  35. ^ Zhewen Luo (1993). China's imperial tombs and mausoleums. Foreign Languages Press. p. 216. ISBN 7-119-01619-9. Retrieved 2010-06-28. 
  36. ^ "Terracotta Warriors". National Geographic. 2009. Retrieved 2011-07-28. 
  37. ^ a b "The First Emperor - China's Terracotta Army". British Museum. 
  38. ^ The First Emperor: China's Terracotta Army. The British Museum
  39. ^ a b Higgins, Charlotte (2008-07-02). "Terracotta army makes British Museum favourite attraction". The Guardian (London). Retrieved 2010-05-25. 
  40. ^ "British Museum sees its most successful year ever". Best Western. 2008-07-03. Archived from the original on 2012-02-16. 
  41. ^ a b "The First Emperor: China’s Terracotta Army (British Museum)". Great Exhibitions. 2008-02-09. Archived from the original on 2008-06-22. 

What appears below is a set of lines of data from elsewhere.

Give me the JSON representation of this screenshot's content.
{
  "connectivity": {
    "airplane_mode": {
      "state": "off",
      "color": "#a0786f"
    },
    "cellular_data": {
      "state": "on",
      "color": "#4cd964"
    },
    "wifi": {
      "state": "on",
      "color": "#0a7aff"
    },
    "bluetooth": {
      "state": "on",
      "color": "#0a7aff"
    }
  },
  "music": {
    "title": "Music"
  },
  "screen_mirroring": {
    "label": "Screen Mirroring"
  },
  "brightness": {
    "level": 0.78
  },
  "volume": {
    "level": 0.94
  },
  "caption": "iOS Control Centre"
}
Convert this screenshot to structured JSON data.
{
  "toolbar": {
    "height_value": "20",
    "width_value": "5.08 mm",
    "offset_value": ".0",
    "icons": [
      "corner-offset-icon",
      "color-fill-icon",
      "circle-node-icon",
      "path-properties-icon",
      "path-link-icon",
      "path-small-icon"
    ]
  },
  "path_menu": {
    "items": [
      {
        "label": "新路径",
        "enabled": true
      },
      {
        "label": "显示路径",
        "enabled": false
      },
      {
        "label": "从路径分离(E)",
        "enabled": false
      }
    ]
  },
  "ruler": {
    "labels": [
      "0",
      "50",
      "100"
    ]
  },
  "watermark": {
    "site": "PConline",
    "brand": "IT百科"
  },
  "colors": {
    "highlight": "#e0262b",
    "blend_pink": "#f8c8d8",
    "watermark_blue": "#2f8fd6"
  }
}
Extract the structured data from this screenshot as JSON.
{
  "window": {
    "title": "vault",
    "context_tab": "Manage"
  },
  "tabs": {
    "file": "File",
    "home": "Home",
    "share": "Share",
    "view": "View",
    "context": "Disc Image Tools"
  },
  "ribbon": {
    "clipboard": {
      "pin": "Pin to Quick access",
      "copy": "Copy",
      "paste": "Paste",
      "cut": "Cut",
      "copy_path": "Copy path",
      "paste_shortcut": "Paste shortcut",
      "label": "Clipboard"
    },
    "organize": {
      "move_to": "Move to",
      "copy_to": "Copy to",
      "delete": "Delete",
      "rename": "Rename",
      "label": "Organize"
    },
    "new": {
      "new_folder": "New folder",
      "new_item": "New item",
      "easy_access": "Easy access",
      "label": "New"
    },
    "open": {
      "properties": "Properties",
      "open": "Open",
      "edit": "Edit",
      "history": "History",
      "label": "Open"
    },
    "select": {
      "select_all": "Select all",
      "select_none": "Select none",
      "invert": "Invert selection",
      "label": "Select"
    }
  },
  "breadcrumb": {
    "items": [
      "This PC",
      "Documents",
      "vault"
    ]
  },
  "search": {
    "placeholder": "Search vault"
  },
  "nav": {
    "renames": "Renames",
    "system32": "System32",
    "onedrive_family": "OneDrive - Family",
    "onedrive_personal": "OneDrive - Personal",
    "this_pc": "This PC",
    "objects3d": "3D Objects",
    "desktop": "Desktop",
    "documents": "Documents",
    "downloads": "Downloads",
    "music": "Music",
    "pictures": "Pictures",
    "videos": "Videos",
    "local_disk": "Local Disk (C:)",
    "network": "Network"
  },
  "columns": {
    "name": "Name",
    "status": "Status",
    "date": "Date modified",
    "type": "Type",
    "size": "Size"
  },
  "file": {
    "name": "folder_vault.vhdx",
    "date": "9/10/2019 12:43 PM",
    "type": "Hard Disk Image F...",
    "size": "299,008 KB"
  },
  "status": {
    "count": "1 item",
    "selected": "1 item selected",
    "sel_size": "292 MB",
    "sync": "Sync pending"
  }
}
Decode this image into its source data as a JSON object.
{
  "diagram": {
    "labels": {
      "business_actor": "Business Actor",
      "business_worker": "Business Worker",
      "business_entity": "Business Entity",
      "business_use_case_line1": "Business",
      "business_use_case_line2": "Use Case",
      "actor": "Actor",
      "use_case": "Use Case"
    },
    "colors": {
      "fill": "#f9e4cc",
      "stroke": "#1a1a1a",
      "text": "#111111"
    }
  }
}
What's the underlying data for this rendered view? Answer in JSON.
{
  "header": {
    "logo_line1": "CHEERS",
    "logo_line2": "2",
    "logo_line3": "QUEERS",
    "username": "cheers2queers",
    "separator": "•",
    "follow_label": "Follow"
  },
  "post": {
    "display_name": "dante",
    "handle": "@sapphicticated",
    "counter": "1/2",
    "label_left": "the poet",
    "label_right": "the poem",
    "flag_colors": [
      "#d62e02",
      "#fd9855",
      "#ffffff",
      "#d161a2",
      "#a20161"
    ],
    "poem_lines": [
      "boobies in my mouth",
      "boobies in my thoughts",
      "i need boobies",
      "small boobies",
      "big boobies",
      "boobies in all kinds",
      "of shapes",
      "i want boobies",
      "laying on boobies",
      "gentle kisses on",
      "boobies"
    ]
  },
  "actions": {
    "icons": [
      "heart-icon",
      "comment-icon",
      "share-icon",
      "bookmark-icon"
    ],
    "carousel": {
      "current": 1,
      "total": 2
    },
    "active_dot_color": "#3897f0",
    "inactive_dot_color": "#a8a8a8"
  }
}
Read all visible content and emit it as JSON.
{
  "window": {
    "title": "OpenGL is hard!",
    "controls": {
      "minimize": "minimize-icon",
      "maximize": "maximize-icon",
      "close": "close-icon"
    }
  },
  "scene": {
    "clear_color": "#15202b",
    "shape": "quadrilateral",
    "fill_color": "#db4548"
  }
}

  42. ^ a b Whitworth, Damian (2008-07-09). "Is the British Museum the greatest museum on earth?". The Times (London). Retrieved 2010-05-25. 
  43. ^ DesarrolloWeb (2007-04-19). "Los guerreros de Xian, en el Forum de Barcelona". Guiarte.com. Retrieved 2011-12-03. 
  44. ^ "Guerreros de Xian". Futuropasado.com. Retrieved 2011-12-03. 
  45. ^ "Llegan a Chile los legendarios Guerreros de Terracota de China". Latercera.com. Retrieved 2011-12-03. 
  46. ^ "Record-Breaking Terracotta Army Exhibition at Atlanta museum". Retrieved 16 January 2010. 
  47. ^ "ROM's terracotta warriors show a blockbuster". CBC. 6 January 2011. 
  48. ^ "China's Terracotta Army, Stockholm, Sweden, Reviews". Retrieved 20 January 2010. 
  49. ^ "World Famous Terracotta Army Arrives in Stockholm for Exhibition at Ostasiatiska Museum". Retrieved 20 January 2010. 
  50. ^ "Terracotta warriors, Picassos heading to Sydney". ABC News. 14 October 2010. Retrieved 23 January 2011. 
  51. ^ "Empereur Guerrier De Chine Et Son Armee De Terre Cuite". Mbam.qc.ca. Retrieved 2011-12-03. 

Bibliography

External links